Stored entries
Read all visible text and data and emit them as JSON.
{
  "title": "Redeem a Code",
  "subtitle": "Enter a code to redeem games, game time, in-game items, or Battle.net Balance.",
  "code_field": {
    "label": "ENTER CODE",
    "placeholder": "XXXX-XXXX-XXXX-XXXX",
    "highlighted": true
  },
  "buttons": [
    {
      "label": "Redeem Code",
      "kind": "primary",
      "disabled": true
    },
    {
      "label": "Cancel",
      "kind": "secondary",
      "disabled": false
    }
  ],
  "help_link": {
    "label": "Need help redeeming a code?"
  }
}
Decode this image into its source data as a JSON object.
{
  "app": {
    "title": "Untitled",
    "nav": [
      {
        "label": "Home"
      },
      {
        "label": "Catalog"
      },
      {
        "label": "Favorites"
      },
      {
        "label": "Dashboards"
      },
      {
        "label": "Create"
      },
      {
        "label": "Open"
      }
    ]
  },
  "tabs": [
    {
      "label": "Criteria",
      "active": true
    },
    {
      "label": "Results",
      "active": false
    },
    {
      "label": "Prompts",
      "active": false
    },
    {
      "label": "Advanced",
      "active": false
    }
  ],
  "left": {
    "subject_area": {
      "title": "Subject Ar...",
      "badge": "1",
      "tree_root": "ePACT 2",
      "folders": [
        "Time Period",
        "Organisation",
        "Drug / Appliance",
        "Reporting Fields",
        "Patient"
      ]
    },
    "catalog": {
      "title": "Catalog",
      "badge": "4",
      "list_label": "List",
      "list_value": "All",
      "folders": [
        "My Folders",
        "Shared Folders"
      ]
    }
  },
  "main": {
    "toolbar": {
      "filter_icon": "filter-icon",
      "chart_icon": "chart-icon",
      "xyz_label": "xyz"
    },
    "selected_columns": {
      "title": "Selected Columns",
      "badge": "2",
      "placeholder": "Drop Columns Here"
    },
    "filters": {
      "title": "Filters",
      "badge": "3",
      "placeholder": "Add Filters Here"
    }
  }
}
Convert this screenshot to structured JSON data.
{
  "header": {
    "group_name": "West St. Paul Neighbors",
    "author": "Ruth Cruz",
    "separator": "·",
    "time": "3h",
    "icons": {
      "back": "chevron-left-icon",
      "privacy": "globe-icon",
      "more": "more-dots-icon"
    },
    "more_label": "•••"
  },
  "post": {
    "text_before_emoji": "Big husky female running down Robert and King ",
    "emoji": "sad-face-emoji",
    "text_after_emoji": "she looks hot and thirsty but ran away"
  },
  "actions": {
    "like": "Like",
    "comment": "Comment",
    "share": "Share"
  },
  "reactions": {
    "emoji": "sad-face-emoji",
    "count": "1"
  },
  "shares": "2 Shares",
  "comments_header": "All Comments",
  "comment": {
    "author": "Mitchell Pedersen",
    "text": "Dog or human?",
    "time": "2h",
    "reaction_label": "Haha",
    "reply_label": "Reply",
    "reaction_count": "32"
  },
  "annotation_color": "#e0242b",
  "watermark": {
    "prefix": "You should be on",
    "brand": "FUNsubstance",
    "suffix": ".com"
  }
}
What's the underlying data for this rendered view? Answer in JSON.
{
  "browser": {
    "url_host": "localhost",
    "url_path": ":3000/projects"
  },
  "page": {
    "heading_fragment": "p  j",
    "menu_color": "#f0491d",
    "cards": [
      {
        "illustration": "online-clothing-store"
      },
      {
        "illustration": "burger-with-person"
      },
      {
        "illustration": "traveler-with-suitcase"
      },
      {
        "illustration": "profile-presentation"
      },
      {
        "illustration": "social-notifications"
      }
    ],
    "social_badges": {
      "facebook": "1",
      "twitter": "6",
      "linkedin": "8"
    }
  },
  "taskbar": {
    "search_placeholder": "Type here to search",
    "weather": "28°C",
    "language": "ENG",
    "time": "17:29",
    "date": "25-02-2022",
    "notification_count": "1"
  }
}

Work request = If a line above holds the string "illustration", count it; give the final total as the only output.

Exercise result = 5